■ TO DO:
Starting from the first line below, count the lines carrying the string "фиолетовый" and answer with the count by itself.

■ DATA RECORDS:
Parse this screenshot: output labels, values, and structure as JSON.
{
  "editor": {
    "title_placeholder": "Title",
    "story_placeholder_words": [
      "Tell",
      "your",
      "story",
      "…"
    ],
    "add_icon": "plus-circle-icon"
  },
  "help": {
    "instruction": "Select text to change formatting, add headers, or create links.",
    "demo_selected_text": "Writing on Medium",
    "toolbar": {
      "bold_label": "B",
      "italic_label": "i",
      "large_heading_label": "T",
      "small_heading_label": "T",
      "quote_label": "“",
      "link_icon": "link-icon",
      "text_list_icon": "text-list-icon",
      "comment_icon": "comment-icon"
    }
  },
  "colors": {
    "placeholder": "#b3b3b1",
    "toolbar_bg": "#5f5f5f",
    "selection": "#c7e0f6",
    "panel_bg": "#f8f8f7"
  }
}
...
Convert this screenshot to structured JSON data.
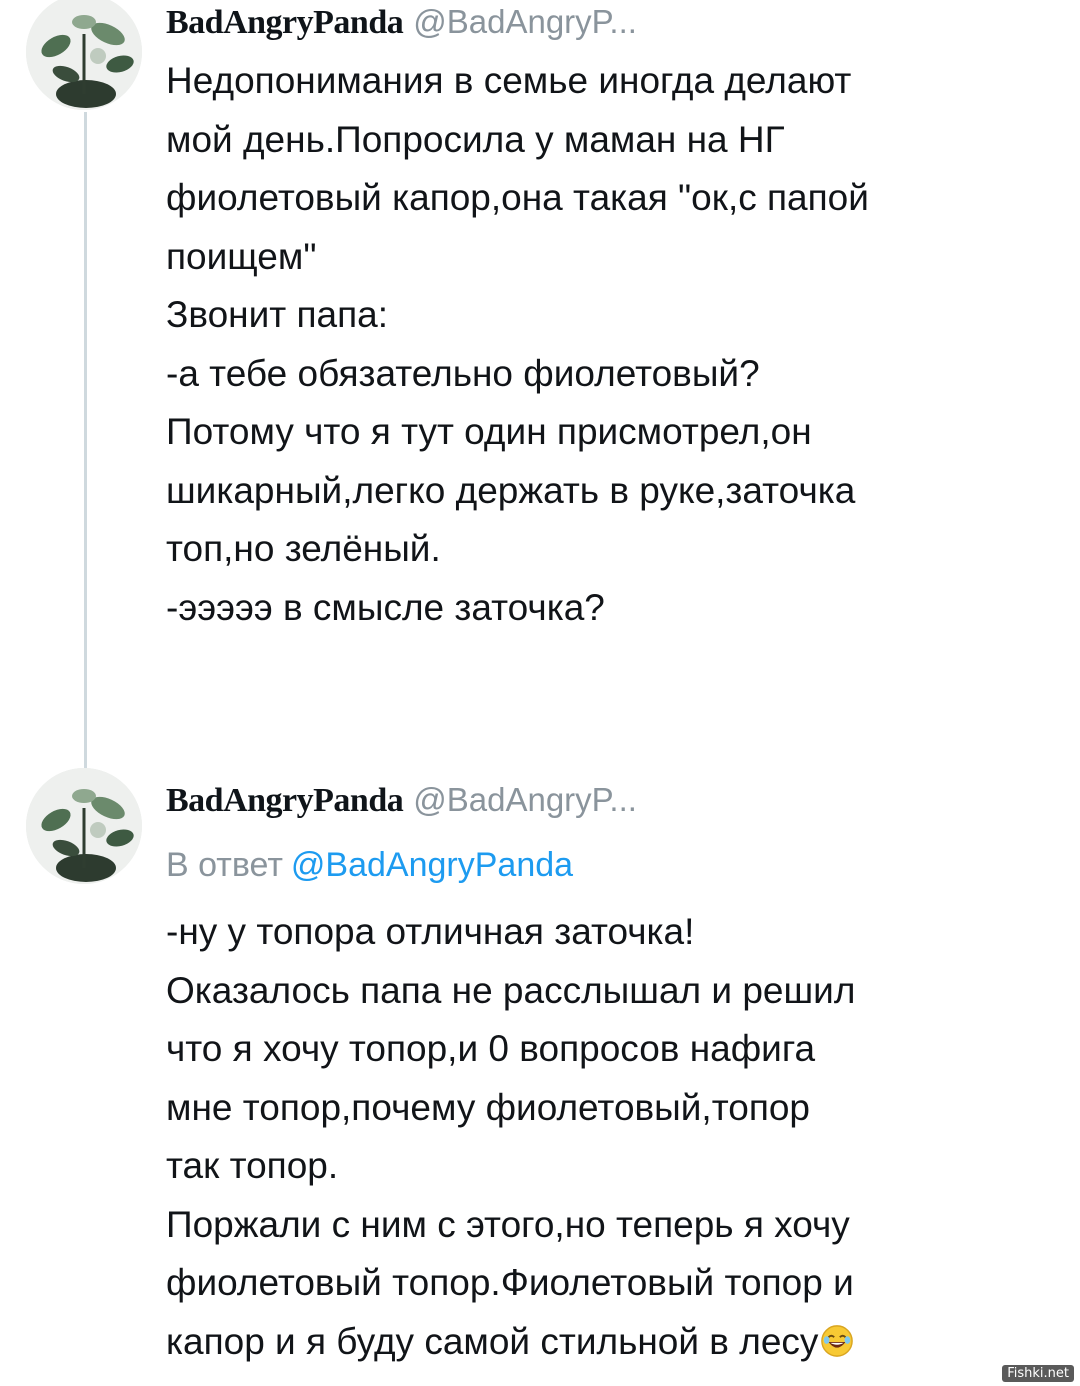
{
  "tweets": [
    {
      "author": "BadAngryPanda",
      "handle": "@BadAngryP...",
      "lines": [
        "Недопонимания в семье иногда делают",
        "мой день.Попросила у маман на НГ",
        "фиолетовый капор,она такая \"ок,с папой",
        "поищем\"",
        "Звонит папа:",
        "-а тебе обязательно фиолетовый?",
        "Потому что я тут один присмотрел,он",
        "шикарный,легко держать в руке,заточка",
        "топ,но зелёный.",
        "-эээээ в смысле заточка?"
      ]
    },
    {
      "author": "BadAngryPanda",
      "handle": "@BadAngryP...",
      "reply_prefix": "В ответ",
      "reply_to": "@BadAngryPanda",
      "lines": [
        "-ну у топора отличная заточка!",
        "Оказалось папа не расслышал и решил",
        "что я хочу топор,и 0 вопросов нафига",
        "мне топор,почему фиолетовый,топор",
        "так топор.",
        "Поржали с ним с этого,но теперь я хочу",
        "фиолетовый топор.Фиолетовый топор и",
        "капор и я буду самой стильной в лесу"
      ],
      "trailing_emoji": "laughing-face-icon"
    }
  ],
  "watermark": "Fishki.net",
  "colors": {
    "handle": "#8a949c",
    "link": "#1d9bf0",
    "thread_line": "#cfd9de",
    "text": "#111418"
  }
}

■ ANSWER SECTION:
4